Most pundits agree that while the Liberals have spouted much talk about consensus and working with others now that the party no longer has a majority, the Liberals’ report at the Throne Speech is forging the same ill-fiscal path. In fact, McGuinty went as far as calling PC and NDP proposals—even modest proposals, like removing the HST tax from home heating—as “outrageous proposals for new spending and reckless tax giveaways.”

According to the latest economic statement released by Duncan, the provincial government plans to spend more than $124 billion this year, while only bringing in $108 billion.

“Four years ago [the Liberals] were able to deliver a surplus with $3 billion.
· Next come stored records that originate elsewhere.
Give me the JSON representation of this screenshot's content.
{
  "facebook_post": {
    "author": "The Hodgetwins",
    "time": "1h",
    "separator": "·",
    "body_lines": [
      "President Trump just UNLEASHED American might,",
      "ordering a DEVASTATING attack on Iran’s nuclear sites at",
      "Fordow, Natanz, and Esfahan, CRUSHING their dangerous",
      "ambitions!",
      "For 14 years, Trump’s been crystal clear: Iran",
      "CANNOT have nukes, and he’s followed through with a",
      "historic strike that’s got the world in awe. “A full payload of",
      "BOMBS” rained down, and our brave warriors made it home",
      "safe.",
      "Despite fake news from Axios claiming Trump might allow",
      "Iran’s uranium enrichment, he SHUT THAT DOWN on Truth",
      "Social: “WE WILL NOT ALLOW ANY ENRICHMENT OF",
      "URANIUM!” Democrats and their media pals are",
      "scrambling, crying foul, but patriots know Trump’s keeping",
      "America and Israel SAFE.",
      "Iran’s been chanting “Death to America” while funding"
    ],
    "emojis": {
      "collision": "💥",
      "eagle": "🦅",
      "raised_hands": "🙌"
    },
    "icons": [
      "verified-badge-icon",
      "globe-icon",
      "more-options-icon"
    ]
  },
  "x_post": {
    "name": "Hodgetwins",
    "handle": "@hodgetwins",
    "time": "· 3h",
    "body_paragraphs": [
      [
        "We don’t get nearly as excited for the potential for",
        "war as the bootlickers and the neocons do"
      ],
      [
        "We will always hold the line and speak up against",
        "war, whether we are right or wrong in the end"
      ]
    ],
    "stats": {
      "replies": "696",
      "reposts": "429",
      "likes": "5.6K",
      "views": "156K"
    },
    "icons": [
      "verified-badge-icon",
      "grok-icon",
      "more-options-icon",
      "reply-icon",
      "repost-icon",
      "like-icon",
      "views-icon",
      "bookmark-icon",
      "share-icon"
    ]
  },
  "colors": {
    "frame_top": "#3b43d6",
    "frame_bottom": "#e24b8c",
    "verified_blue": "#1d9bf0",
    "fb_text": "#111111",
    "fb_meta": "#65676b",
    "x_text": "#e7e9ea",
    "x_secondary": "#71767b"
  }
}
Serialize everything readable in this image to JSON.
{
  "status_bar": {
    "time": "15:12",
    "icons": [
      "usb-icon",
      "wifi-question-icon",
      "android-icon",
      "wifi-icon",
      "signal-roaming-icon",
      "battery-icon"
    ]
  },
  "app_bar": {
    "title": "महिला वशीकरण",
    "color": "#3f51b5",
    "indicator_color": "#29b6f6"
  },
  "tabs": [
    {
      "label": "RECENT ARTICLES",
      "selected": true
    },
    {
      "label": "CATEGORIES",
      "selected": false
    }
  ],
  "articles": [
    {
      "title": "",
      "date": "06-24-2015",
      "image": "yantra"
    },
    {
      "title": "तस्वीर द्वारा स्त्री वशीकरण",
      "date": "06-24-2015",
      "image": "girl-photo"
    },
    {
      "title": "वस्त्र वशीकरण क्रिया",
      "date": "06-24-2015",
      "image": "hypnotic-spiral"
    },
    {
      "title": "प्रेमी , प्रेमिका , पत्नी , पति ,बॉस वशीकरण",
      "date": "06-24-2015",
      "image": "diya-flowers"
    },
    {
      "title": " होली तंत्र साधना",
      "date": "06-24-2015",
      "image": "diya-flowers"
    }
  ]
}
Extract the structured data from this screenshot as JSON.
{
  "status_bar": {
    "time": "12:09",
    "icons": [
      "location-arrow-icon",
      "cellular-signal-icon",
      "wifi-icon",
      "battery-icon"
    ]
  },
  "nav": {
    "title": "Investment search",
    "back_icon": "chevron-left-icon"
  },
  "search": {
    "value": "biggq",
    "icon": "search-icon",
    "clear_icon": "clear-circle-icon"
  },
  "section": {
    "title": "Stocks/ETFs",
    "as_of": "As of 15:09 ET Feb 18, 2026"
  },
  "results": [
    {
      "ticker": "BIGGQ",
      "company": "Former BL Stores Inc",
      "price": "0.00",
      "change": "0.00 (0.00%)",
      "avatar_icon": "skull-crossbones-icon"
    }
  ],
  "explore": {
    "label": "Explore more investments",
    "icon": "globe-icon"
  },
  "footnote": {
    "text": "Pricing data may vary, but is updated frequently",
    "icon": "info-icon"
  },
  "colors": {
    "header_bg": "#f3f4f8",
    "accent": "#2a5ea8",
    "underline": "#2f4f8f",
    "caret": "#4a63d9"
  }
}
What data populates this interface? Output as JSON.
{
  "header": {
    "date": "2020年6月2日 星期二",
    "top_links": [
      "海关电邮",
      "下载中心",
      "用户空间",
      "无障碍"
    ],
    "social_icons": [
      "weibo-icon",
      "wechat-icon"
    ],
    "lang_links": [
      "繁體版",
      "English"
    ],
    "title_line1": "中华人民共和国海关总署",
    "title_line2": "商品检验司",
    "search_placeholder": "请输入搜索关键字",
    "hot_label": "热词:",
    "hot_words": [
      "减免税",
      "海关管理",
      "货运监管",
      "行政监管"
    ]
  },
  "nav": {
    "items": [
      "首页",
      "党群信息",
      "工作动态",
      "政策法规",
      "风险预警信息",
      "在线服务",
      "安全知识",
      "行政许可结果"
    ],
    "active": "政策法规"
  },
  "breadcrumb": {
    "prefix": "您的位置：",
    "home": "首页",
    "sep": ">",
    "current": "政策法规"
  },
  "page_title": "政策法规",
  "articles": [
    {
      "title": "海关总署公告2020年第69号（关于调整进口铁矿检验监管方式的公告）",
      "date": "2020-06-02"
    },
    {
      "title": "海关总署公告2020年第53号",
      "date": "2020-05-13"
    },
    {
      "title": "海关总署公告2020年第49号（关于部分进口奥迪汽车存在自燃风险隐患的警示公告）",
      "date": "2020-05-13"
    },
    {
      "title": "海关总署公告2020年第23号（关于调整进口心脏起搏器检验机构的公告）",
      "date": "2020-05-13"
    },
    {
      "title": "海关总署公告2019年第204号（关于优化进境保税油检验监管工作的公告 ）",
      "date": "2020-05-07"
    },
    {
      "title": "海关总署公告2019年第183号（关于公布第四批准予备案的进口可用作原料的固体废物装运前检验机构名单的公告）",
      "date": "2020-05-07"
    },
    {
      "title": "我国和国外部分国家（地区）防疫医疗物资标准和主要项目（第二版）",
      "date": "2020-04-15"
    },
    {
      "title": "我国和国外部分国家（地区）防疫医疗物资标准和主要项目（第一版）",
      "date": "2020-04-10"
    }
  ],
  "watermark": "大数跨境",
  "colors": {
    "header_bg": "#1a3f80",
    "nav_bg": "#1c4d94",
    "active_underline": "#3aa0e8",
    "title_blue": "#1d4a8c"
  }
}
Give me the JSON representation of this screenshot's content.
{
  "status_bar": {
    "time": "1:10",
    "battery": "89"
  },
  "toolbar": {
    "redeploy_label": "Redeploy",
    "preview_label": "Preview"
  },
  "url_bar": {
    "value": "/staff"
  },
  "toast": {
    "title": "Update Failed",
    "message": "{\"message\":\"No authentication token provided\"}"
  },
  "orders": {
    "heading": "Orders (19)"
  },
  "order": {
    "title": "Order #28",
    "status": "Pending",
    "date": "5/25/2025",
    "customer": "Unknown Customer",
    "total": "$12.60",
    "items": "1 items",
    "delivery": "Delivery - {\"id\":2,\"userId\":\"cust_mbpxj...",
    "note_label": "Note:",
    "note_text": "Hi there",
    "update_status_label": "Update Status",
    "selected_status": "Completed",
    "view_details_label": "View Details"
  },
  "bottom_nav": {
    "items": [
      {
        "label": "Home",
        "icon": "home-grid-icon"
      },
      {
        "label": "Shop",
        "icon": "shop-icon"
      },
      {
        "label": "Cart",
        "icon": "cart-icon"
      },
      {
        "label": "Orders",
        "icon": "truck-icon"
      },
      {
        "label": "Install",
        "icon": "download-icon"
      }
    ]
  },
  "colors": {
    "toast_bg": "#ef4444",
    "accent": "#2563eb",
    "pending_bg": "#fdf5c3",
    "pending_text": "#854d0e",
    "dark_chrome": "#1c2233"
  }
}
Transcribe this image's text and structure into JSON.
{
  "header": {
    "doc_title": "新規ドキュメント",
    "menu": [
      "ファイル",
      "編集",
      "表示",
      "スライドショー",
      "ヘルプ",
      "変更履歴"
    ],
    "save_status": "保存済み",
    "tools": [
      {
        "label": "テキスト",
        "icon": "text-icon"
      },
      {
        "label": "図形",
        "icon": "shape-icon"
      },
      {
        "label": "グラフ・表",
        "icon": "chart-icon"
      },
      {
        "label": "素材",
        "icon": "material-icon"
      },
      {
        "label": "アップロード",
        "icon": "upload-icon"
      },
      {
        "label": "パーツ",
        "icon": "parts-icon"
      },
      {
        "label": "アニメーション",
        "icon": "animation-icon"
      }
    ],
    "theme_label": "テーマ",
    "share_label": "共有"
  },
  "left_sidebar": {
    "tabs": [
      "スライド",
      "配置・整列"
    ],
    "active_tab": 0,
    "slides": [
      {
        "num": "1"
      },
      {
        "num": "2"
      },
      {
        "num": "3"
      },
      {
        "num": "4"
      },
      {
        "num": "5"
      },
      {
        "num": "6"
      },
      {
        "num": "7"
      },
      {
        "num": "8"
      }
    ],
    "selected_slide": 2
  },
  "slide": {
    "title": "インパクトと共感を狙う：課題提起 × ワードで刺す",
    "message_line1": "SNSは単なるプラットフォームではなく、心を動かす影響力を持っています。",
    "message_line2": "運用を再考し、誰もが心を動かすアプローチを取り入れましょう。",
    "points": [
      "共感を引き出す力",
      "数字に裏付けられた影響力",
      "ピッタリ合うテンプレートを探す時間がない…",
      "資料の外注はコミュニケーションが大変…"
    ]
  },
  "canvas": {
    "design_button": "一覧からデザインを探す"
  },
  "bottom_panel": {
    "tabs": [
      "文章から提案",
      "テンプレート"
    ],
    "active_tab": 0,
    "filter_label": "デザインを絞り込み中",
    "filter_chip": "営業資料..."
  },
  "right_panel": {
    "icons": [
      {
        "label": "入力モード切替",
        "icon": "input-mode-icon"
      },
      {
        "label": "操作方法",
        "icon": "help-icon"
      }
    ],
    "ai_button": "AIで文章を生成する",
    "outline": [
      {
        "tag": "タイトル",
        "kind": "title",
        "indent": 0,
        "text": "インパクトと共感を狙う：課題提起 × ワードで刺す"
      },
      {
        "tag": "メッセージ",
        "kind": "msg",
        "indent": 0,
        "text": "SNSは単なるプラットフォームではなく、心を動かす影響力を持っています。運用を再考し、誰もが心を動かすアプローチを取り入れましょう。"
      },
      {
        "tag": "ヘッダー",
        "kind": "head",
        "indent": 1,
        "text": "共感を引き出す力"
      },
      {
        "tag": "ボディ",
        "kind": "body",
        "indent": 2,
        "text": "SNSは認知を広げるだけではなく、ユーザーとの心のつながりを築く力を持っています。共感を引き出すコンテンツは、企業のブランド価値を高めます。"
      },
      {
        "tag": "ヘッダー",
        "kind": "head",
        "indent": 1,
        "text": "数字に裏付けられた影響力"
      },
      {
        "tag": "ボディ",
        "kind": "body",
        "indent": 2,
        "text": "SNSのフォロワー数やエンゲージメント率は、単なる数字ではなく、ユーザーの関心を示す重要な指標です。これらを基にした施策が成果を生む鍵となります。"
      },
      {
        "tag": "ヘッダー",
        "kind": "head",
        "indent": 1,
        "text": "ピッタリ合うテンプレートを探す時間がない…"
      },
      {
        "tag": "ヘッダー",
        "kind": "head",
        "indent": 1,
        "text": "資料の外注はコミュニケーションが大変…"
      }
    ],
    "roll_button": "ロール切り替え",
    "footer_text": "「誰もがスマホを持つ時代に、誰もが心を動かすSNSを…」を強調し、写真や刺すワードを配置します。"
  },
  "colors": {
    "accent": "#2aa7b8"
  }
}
And this year they’re projecting a massive deficit with the highest revenues that Ontario has ever taken in,” said Gregory Thomas, Director with the Canadian Taxpayers Federation of Ontario.

According to the Ontario PC, “A two-year wage freeze alone would save up to $2 billion and help reduce the size and cost of government. Despite this debt crisis, [Dalton] McGuinty has not brought forward a single new idea to rein in his unsustainable spending.

“At a time when the private sector is losing 100 full-time jobs every hour, and businesses are being forced to cut back, it’s not unreasonable to expect government employees to forego getting another raise. A wage freeze will hold the line on pay increases and help reverse Ontario’s debt crisis.”

Said Hudak, “Small business owners understand there’s a difference between ‘must have’ and ‘nice to have’—that you don’t increase costs without the revenue coming in to pay for it. They’re not easy choices, but that’s how you run a business. That’s how you should run a government.”

According to the Canadian Federation of Independent Business, “Ontario government employees already earn 27 per cent more than their private sector counterparts for doing the same job.” Clearly, the Ontario PC strives to better align public sector compensation with private sector pay.

“It’s time Dalton McGuinty and his Finance Minister admitted the situation they created is beyond their control. If they are not prepared to confront the crisis now, Tim Hudak and the Ontario PC Caucus will,” said Jim Wilson, Ontario PC House Leader.

Our fingers are crossed that a non-confidence vote will cast Ontario’s next election sooner rather than later.